Remember, refrigerant gas is heavier than air. Gravity will cause the gas to flow to the lowest point. If the evaporator section tests positive, the technician should expose the coil and spray coat all surfaces with a specially formulated bubble/foam promoter. Bubble/microfoam solutions have been very successful in leak detection because of their price and effectiveness. Leaks can be easily pinpointed with these solutions. Often, a mild soap and water solution is used for bubble checking. Research has shown that soap and water does not have the same properties as do the micro-foam solutions that contain coagulants and wet adhesives. Household detergents often contain chlorides and will pit and corrode brass and iron.
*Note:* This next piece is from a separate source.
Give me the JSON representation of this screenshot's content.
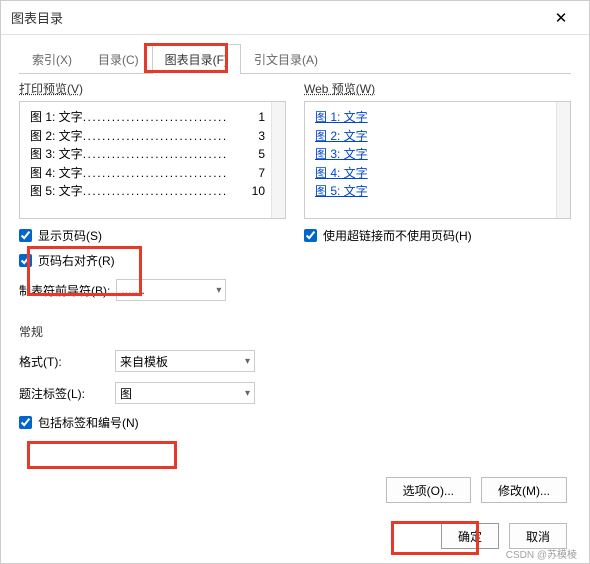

The specially formulated and patented bubble solutions have entered the market with remarkable results. These new solutions will form a foam “cocoon” when in contact with a leak. All that is required is for the solution to be applied over the suspected leak area. When a leak is found, bubbles or foam will tell the technician of its location. The technician must be patient and let the bubbles stand for at least 10-15 minutes if small leaks are suspected.

Another advantage of bubble testing is that bubbles can be used with nitrogen or refrigerants pressurizing the system. Small, significant leaks of less than a couple ounces per year can often be found with special formulated microfoam solutions. If the evaporator section tests negative for leaks, continue on to leak testing the condensing unit.
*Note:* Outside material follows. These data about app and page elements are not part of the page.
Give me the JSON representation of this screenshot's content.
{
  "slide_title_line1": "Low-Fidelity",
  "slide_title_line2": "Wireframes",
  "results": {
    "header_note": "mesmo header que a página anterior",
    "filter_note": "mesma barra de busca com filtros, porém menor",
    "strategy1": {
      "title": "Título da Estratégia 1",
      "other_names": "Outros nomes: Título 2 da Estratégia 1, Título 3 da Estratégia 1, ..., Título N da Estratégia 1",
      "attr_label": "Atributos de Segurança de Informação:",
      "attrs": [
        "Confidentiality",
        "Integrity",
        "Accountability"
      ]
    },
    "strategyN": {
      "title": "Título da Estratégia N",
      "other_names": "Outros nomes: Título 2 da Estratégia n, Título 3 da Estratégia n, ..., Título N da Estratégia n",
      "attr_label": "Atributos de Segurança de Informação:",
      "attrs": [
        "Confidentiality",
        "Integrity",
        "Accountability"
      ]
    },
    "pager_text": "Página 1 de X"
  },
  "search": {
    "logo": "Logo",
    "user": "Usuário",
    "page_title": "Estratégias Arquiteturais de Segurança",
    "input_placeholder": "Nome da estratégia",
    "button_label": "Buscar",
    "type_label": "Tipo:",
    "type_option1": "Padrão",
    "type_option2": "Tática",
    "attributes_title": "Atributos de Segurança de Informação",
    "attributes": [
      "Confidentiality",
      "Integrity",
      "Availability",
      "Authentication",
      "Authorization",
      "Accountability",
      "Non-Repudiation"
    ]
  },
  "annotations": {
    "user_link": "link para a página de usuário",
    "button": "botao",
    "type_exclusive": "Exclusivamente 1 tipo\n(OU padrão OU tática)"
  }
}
Figure 3. In testing for leaks, cover the condensing unit with a cloth tarp or bed sheet to serve as a barrier against any outside air movement and to trap refrigerant gas.

TESTING FOR CONDENSING SECTION LEAKS

To test for condensing section leaks:

1. Calibrate an electronic leak detector to its highest sensitivity and place the probe at the base of the unit, usually under the compressor. The unit should be fully pressurized.

2. Cover the condensing unit with a cloth tarp or bed sheet to serve as a barrier against any outside air movement and to trap refrigerant gas (Figure 3). Do not use a plastic material because some plastics may set off some electronic leak detectors and give a false reading.

3. Monitor for leakage for 10 minutes or until a leak is sensed. Recalibrate and test again. Two consecutive positive tests confirm condensing section leakage. Two consecutive negative tests rule out a detectable leak.

4. Use the electronic leak detector to check for leaks on the bellows of the pressure controls. Remove the control box cover and place the probe within the housing. Cover the control tightly with a cloth barrier and monitor for 10 minutes as above.

5. If the results are positive, uncover the equipment and begin spray coating with a microfoam solution. If the results are negative, continue to the suction/liquid line leak test that follows.

SUCTION AND LIQUID LINE LEAK TEST

The longer the tubing runs are between the evaporator and condensing unit, the greater is the odds for defects. Count on all possibilities whether it be a typical sight glass-drier connection leak to a poor solder joint hidden under pipe insulation.

The suction line can be screened by calibrating an electronic leak detector to its highest sensitivity. Tuck the probe underneath the pipe insulation. Monitor for 10 minute intervals while the system is at rest and fully pressurized to equalization. It may be necessary to insert the probe at several downstream points.

If a leak is sensed, strip off insulation and apply a bubble/foam promoter to all surfaces. If no leak was positively screened, test the liquid line.

Publication date: 10/04/2010